Dan Robison's financial troubles started with a divorce. More money was going out that coming in.

"[I was] leaning on credit cards to pay for things: Rent, groceries. [My debt] ballooned from an initial $10,000 to $30,000 in two years," Robison said.

He was paying $750 a month in interest. Even paying back $1,000 a month, it would take him 15 years to pay off the debt.

Dan went to the Credit Counselling Society for help. They negotiated with Dan's creditors to stop charging him interest.

"Suddenly my interest per month went from $750 to zero," he said.

At that point, all his payments went to principle instead of interest.

"Once saw it going down, I could have hope. I could have dreams," he said.

He paid all the money back in about three years.

Scott Hannah of the Credit Counselling Society says Dan's story is typical.

"Once you begin spending more than you're taking in, that's when you have financial difficulty; not when you've exhausted the balances on your credit cards," he said.

But waiving interest doesn't mean repayment is easy.

"We see lots of ads on TV for ‘one easy payment' but the reality is there are no ‘easy payments.' There are manageable payments that come with a lot of hard work and the fact you have to relearn how to manage money," Hannah said.

For some people, even paying back the debt interest-free is just too hard and bankruptcy may be a better option.

"They are living too tight to their budgets themselves -- they don't have that flexibility," Hannah said.

When Dan looks back at how far he's come, he also credits the support of friends and his new wife and family who helped him get through the rough spots.

"I get over whelmed by it. It felt really discouraging sometimes it felt like the hole was never going to be filled. Look at life now – wife, kids -- a house," he said.

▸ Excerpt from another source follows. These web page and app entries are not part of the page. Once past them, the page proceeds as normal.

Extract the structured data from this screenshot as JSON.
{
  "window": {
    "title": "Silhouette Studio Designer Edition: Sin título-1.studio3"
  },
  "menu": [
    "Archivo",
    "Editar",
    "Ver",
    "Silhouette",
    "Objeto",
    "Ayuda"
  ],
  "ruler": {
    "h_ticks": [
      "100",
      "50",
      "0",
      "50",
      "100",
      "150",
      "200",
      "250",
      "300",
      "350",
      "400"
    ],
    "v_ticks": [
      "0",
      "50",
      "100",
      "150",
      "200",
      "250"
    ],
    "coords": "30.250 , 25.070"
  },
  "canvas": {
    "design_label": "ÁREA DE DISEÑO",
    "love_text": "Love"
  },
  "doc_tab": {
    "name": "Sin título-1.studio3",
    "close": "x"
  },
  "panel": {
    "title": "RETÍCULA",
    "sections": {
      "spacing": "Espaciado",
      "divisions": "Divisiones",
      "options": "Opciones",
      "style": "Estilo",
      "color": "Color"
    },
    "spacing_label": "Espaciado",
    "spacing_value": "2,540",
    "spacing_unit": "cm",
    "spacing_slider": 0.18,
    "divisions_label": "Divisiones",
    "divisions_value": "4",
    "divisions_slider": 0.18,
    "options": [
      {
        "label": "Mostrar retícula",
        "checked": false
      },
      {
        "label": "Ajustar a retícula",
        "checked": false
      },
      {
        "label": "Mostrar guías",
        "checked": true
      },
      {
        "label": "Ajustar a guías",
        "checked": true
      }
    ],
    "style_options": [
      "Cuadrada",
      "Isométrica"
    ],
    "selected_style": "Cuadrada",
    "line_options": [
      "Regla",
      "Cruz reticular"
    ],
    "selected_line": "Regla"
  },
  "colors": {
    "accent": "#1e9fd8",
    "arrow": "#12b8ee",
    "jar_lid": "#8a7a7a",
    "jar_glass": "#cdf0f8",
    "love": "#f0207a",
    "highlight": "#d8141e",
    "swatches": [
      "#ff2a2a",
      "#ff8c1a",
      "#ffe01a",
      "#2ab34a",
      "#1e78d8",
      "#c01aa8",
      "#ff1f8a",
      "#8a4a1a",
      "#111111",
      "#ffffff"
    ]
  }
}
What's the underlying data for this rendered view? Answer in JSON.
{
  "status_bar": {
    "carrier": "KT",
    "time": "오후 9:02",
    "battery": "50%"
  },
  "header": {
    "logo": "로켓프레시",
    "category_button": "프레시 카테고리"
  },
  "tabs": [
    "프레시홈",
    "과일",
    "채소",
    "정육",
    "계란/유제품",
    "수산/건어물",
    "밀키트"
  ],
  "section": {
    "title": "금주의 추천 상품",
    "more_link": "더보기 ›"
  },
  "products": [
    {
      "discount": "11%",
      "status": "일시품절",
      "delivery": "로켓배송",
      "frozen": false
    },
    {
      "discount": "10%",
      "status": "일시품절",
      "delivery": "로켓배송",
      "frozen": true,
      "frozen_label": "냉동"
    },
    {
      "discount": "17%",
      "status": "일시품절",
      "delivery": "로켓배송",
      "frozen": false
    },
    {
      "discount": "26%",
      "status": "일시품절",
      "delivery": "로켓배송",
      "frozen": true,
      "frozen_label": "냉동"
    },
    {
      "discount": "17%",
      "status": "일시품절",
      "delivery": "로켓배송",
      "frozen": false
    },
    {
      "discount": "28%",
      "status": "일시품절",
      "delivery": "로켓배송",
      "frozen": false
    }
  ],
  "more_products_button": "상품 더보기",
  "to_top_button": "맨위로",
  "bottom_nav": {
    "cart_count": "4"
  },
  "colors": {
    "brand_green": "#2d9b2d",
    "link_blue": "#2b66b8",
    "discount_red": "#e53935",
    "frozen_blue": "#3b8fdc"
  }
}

Acting early is the best strategy. If 20 per cent of your take home pay is going towards consumer debt like credit cards or lines-of-credit, then you are headed towards financial trouble and should get some help now -- not when you run out of options.

With a report from CTV British Columbia's Chris Olsen